So, those kinds of things really, practically can’t be done any place except the cloud today. But I think we got to look at the cloud as the next generation IT platform. We’re seeing compelling evidence about the cost savings that get realized by moving to the cloud. I think more important than any of that actually is the speed and the agility that the cloud enables. And what we see is a typical corporate takes 90 days to requisition stage and deploy a visible circuit. Using our Elastic Server Coud, you can do the same thing in 15 minutes virtually. And I actually, I’m a former business guy that moved over to IT, because IT was a constraint, and I think what you’ll see is that over time the cloud infrastructure and the types of tools that go on it are going to eliminate that as de-constraint to changing your business process. So enterprises that don’t move in this direction are going to be at the risk of having much longer cycle time in changing their business processes.

Michael Coté: The conversation of cloud giving you agility, or I’ve enjoyed that recently because agility has been a word of something that we all want in IT forever. And I feel like, it’s sort of hasn’t been well defined with a credible technological basis, whereas when — in the cloud you can say well agility means doing things faster and therefore being able to do them more, so you’re not sort of stuck into an old plan if you will, and I think a lot of cloud technologies have demonstrated that, you can actually achieve that.

It’s not just sort of like an aspirational promise that we all want to get towards, but it’s something that has been demonstrated to actually work. So people are interested in this stuff, you know, for as many tangible benefits as the Smart Cloud and other clouds seem to offer, where do they go to start getting it, like what’s the — like where can they go get this off the shelf?

Jan Jackman: Right. Well, if you look at our Smart Cloud enterprise, you can go on the web today, you can sign up for it and test it out, right, it’s available on the web. You can access it, provision servers, and go and be able to test out these tools. Now, most of the enterprise customers really are looking for help for a roadmap, how do I apply it correctly, because if you just jump into this, you might be thinking workloads to your get in a value.

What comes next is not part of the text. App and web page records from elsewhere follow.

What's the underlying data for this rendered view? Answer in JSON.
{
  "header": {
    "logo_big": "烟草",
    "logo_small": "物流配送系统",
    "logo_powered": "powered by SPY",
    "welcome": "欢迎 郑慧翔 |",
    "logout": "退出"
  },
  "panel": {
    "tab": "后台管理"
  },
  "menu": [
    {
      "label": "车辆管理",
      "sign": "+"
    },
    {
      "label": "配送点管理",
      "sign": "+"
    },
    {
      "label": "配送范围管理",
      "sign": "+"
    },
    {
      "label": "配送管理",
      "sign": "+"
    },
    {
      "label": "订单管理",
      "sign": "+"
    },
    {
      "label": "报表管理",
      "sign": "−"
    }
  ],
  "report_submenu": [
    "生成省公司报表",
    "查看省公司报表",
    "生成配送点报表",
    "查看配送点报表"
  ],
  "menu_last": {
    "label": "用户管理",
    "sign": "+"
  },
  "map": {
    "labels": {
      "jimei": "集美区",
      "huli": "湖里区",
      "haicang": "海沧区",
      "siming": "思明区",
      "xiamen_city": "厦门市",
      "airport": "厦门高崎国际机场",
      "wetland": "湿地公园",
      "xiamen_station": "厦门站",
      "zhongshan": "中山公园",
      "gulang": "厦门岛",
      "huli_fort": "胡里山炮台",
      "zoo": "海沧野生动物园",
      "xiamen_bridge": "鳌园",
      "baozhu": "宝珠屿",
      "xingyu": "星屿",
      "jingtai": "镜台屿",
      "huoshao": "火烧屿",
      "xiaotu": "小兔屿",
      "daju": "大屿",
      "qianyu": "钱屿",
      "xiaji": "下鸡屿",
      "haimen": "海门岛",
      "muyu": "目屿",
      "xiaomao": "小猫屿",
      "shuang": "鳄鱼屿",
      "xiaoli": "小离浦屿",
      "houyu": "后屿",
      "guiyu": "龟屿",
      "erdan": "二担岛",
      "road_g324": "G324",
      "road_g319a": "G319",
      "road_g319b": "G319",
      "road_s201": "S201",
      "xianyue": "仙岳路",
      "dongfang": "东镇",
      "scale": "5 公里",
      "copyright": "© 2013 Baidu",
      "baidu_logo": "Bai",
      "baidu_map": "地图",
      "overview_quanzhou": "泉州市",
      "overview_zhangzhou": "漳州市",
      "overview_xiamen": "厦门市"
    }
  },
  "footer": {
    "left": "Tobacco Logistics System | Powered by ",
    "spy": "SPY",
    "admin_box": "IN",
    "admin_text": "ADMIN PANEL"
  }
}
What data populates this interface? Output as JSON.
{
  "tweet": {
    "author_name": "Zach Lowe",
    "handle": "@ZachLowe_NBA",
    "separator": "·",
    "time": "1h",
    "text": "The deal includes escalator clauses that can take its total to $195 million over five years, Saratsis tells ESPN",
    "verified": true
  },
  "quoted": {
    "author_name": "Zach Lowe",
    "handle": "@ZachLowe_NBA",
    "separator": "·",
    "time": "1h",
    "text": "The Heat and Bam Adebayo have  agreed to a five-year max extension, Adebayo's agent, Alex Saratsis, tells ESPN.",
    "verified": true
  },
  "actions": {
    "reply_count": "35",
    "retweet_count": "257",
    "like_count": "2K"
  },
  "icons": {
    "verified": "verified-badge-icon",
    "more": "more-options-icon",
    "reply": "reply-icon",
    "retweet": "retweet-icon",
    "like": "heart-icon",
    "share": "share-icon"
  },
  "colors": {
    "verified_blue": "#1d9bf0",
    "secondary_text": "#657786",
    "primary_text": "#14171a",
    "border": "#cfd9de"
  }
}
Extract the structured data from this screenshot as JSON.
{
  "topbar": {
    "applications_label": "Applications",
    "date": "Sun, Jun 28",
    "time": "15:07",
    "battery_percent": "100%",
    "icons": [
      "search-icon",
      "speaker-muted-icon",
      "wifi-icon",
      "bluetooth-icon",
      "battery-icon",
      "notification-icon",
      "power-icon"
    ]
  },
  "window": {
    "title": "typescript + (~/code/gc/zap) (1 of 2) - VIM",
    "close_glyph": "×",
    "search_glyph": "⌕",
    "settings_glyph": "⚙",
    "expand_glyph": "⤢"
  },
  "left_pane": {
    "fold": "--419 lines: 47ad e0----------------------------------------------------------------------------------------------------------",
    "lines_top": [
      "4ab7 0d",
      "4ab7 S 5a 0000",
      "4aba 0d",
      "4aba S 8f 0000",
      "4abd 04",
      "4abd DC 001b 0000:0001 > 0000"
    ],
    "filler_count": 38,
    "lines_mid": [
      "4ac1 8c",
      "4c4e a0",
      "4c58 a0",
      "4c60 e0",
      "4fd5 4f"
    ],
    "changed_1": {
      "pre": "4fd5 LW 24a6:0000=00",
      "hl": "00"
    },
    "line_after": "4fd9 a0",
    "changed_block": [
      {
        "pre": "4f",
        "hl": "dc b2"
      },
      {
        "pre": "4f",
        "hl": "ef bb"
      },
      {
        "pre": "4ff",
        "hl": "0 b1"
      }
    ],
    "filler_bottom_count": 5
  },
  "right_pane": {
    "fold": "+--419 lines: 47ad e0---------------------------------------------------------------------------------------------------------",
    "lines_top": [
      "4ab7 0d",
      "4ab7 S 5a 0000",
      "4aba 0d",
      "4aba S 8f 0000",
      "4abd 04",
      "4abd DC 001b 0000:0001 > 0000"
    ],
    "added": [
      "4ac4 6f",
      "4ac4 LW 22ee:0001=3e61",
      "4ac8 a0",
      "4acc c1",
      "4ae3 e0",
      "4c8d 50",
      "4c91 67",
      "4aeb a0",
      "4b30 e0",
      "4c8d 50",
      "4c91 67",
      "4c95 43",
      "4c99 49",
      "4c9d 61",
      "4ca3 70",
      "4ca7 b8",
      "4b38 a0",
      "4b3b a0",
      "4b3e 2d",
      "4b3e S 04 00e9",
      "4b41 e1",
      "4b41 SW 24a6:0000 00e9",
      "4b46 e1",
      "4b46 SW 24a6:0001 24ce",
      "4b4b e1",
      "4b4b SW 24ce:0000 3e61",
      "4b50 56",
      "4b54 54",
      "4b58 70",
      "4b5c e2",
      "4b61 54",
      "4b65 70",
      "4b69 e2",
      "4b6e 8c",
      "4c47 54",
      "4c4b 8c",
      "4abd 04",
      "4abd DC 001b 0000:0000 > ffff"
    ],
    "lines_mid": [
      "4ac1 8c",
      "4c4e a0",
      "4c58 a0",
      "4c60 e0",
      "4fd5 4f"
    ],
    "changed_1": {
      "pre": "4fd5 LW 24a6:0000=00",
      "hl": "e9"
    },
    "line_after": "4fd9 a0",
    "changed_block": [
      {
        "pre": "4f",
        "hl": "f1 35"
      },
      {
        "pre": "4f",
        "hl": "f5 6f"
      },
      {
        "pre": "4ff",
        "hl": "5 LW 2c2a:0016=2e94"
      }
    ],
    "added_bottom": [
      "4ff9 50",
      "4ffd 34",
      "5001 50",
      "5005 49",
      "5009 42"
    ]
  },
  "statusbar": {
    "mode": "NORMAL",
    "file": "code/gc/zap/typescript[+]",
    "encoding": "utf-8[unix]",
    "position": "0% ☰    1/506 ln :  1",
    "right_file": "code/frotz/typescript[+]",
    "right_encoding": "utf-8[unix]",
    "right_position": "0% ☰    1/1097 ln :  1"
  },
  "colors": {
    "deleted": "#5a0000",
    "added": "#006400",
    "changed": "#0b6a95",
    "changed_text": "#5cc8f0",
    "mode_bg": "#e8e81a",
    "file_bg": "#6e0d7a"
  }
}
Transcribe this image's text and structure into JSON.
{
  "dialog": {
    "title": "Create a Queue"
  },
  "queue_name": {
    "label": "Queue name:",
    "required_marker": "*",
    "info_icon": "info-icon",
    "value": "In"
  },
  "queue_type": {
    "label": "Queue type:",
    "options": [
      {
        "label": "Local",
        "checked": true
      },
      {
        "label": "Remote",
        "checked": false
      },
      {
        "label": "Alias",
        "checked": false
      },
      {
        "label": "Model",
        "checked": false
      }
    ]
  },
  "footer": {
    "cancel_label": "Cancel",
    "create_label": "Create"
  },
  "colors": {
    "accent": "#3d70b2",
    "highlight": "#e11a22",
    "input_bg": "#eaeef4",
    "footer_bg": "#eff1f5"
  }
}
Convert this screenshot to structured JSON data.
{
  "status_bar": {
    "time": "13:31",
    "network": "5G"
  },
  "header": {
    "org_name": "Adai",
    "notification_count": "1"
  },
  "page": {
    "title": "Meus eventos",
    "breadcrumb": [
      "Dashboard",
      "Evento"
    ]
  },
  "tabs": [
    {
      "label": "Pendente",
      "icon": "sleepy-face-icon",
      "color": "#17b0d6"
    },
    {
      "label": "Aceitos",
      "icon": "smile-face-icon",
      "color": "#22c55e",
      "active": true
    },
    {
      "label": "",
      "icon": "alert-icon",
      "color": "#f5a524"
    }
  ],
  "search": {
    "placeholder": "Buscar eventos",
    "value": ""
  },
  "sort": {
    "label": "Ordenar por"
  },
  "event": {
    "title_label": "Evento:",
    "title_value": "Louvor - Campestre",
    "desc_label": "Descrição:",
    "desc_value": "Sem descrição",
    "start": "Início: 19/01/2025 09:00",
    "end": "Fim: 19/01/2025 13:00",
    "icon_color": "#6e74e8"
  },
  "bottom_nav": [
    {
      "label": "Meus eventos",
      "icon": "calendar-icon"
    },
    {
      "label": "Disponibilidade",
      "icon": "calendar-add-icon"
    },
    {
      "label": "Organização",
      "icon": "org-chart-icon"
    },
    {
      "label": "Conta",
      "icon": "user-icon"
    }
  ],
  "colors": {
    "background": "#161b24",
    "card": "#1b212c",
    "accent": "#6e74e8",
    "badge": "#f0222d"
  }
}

So we have a set of consulting services and capabilities that really help enterprise customers take a look at the application environments they have, look at the workloads that are relevant for cloud, and help them build a roadmap to be enabled to leverage and start simple, to get familiar with the cloud, over concerns with security differences or where the management, the overall management of their data, sits, and then be able to progress down the roadmap.

Craig Heimark: If you’re using the cloud for a test environment, it’s unlikely that the particular image type of that cloud is actually identical to the stuff you’re running behind your firewall, so you described this as a burgeoning technology — that’s exactly right. So do your scalable testing in the cloud, and then if you want to run it yet behind your firewall using our technology you can import it back and then overrun, translate it automatically instead of doing another manual migration.

Michael Coté: I appreciate you guys taking all this time to go over this, it’s fun to see IBM having more cloud stuff, for as much cloud conversation as IBM and also CohesiveFT gets involved in it. it’s always good to see the equivalent of SKUs out there, actual, uh, products. With that great, simple name.

Jan Jackman: It’s always exciting when we see customers benefit from it.

Michael Coté: Oh sure.

Jan Jackman: So, certainly our goal is to make sure that there is business value for our clients.

Michael Coté: Absolutely. Well, thanks again.

Jan Jackman: All right, thank you.

Craig Heimark: Thank you.

Disclosure: IBM is a client and sponsored this podcast.

Categories: Cloud, Enterprise Software, IT Management Podcast, RedMonkTV.

Tags: , , , ,

Comment Feed

One Response

Continuing the Discussion

  1. […] to take advantage of new technologies without having to do major re-writes – there’s some mention of that in Smart Cloud land), getting cloud economics, mobile backends, and so forth from the “hot, exciting, and new […]